What do Catholics believe we get in heaven, do we believe we are rewarded by the works we did in heaven by crowns (gotquestions.org/heavenly-crowns.html) or not, please dont make fun of me.
I’m not sure how theologically correct this is, but it has always been my opinion that those who have done more in their lives will receive more. What that reward is, I don’t know. Just getting to Heaven would be reward enough:)
Gotquestions.org is not Catholic. I would not pay attention to anything that site says. They teach much error.
The crowns are literary metaphors, that’s all.
Heaven is the ultimate reward. Nothing can top it.
Thanks, I was using that site a lot, I will stop now
We believe in Justification, which is the baptism that Jesus said was necessary for a man to be born again into his kingdom (Jn 3).
Then we believe in sanctification, whereby a person grows in the grace/life of God thruout a person’s life. This growth of sanctity will be the reward the person has in the next world with Jesus. The degree of sanctity of a person is the measure of laying up treasure in heaven that Jesus spoke about.
I would advise avoiding sites like gotquestions, CARM, pretty much anything to do with Jack Chick, and Bible.ca. These sites do not portray an accurate representation of Catholicism.
I was always taught through a similar of bottles. In this life we grow in Christ and thus in heaven all of us are like bottles, some large through works of corporal charity, some small such as myself like a sample bottle. However in heaven all are filled to the brim with the love of God. However due to the size some hold more than others, however we are all fulfilled to our capacity. I believe crowns are a metaphor just as the bottles are a way of understanding what we cannot yet understand… the joy of being with God finally fulfilling our being in its Creator. Hope this helps.
It is not in my nature to make fun of anyone.
The essential happiness of Heaven is the beatific vision, which Saint Thomas Aquinas writes about in the Summa Theologica, the Supplement, in Question 92
He goes on to describe more on the state of the blessed in Questions 93-96.
Aquinas articulates the different “crowns” in his treatment on the aureole in question 96.
I think you might find Aquinas more useful reading on this subject than the website you are asking about.
I’ve always thought that I Corinthians chapter 3:12-15, which talks about personal judgement, speaks about some kind of reward. What it is, though, I don’t know.
“Now if any man builds on the foundation with gold, silver, precious stones, wood, hay, straw, each man’s work will become evident; for the day will show it because it is to be revealed with fire, and the fire itself will test the quality of each man’s work. If any man’s work which he has built on it remains, he will receive a reward. If any man’s work is burned up, he will suffer loss; but he himself will be saved, yet so as through fire.”

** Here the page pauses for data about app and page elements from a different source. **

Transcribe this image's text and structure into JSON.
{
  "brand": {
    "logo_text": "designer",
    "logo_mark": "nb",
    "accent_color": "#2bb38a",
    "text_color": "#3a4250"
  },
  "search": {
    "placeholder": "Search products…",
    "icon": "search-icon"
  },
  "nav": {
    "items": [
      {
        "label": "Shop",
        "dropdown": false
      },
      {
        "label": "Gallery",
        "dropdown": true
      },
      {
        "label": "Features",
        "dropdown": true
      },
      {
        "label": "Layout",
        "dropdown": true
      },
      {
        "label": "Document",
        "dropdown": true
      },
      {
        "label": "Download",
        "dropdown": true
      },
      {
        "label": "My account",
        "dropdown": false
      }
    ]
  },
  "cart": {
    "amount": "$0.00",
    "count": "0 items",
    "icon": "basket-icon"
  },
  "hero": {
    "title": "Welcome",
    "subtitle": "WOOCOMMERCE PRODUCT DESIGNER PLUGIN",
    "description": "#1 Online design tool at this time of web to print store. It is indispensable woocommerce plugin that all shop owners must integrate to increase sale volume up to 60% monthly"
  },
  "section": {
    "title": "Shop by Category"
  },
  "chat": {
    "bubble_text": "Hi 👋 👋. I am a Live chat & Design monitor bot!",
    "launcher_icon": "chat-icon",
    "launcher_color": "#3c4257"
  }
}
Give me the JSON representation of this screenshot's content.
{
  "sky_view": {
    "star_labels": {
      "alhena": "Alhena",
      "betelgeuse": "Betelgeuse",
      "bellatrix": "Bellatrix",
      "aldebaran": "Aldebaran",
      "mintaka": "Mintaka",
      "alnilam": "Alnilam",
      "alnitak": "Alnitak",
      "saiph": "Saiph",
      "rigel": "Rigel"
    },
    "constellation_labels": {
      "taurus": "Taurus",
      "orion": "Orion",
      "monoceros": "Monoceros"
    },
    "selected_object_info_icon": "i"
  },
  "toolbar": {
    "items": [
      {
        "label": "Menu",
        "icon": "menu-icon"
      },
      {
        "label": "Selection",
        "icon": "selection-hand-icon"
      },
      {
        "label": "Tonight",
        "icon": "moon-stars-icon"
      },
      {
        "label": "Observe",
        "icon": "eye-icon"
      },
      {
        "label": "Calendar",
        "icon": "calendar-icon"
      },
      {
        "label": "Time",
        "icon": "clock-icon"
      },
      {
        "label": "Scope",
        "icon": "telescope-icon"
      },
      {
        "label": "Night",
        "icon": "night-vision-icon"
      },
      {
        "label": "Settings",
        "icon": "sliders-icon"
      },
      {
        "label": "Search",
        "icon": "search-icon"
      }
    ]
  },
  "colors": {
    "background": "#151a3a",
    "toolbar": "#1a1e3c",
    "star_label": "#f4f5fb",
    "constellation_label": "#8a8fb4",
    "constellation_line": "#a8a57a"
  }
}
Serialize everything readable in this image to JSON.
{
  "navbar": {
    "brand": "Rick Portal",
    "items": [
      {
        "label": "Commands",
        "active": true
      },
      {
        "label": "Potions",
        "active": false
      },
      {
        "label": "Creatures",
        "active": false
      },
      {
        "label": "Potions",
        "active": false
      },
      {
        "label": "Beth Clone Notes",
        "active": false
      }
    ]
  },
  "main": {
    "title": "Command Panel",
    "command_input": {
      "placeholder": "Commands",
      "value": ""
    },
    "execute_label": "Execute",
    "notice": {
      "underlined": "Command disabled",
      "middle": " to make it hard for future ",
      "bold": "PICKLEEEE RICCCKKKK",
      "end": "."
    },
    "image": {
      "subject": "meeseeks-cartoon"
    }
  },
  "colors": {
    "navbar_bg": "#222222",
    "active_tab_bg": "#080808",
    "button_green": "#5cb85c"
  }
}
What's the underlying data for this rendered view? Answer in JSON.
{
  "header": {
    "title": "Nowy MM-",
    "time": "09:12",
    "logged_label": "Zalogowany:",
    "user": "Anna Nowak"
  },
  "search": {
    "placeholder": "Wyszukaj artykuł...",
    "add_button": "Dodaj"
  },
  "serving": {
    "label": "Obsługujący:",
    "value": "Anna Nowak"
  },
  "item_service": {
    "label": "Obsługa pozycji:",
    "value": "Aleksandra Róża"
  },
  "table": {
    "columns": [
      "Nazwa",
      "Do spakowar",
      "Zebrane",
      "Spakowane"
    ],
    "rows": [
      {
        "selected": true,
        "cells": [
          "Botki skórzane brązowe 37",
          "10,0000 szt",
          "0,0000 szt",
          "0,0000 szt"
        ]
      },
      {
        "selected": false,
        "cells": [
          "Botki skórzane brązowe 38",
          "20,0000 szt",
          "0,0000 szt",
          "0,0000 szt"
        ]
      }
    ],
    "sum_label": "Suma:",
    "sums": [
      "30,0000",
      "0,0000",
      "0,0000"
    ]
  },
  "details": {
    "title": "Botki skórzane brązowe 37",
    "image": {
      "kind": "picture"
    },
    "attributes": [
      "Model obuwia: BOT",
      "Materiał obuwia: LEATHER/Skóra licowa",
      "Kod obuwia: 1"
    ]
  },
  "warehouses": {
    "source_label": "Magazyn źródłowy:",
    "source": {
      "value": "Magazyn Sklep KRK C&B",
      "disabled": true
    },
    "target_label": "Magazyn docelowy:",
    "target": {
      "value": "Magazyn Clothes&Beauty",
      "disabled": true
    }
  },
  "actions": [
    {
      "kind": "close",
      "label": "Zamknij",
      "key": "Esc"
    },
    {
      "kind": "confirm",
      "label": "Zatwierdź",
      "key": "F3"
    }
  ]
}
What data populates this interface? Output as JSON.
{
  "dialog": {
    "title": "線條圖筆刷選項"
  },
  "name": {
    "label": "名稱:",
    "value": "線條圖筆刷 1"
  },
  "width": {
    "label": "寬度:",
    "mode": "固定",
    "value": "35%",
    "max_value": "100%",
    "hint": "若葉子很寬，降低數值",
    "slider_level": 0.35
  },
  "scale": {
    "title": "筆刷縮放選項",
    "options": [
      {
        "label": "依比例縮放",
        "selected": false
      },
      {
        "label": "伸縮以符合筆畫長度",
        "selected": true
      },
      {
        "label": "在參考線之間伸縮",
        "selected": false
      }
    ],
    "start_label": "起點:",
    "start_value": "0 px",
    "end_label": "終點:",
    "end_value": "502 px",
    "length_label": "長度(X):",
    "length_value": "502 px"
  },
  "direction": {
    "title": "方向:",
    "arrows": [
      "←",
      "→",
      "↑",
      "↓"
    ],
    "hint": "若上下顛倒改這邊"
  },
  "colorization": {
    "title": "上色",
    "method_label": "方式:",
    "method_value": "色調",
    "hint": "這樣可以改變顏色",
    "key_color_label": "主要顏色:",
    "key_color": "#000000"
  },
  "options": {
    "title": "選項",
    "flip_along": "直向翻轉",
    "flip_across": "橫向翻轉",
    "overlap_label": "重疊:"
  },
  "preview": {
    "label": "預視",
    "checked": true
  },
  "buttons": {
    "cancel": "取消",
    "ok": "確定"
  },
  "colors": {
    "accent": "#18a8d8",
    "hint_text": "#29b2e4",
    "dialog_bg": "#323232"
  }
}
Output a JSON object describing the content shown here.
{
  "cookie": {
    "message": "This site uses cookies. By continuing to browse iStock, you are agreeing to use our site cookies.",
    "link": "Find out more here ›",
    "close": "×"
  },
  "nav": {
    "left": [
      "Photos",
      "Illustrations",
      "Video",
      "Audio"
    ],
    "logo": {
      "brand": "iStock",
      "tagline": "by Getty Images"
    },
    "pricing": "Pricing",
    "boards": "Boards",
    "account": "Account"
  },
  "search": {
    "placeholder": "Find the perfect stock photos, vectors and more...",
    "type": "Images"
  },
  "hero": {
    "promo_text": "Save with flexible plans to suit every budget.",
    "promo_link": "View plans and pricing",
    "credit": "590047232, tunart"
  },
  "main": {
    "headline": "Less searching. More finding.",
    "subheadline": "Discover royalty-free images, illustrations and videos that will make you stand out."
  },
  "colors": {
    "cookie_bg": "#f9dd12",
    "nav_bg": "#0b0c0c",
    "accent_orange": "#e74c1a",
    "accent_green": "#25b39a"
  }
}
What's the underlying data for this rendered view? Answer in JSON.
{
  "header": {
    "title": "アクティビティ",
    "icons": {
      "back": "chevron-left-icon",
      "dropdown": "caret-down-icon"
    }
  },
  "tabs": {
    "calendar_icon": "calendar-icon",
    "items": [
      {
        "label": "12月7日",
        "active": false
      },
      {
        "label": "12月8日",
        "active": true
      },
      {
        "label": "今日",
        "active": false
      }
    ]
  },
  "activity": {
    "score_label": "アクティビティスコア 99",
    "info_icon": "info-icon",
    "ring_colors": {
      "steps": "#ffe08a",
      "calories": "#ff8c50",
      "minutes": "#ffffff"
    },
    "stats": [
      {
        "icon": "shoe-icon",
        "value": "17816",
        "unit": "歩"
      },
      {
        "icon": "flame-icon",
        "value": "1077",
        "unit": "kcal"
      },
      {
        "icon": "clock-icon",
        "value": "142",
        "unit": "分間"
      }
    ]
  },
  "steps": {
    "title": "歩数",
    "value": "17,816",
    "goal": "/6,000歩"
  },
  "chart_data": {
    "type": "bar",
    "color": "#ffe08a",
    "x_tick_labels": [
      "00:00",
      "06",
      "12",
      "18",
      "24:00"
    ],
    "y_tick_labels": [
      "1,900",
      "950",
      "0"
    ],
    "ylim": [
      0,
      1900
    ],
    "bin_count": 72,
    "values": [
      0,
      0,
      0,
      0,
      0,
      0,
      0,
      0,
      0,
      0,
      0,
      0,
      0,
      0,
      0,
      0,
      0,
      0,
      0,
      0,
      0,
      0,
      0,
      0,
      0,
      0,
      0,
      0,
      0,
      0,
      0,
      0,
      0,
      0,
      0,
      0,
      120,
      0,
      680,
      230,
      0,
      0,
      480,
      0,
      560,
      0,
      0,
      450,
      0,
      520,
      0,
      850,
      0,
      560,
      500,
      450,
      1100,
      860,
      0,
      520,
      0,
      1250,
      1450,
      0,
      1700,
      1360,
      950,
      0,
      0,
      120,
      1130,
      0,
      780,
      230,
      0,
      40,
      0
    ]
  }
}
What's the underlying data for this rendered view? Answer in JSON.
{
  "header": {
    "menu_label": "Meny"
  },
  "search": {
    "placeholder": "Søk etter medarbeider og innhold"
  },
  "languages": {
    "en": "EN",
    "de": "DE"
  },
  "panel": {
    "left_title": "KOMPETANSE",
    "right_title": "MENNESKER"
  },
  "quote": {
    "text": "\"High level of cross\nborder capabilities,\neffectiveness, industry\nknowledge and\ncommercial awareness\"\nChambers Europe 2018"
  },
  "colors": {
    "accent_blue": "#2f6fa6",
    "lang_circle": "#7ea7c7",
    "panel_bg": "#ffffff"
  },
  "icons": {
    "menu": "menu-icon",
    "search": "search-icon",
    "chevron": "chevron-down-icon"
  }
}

Like everyone else has said, though, God Himself is our reward.
Well, to put it simply (since I’m a simple person and not a theologian):
Our reward in heaven is a share in the Beatific Vision.
Our share of the Beatific Vision is dependent on how much we love God.
Loving God is dependent on what could be loosely called “works,” such as doing things for Him on earth out of love, spending time with Him in prayer, living a Sacramental life, etc.
So yes, the more we love God, the more we are filled with Him, the more, therefore, our reward.
Heaven is goodness
Hell is not.
There is an old saying “better to rule in hell than serve in heaven” but would you rather be chief of a starving 3rd world tribe? Or avg middle class american? Assuming a hierarchy in heaven, I imagine the elders in Revelation represent the “more reward” while many are not them. But I am sure it is still beyond wonderful.
Someone once told me-and this makes eminent sense-that for humans to try to comprehend what Heaven is like, is a bit like expecting a mosquito larva to know what it is like to fly.
I would go with Father Ruggero’s advice on Aquinas and the notion of the Beatific Vision.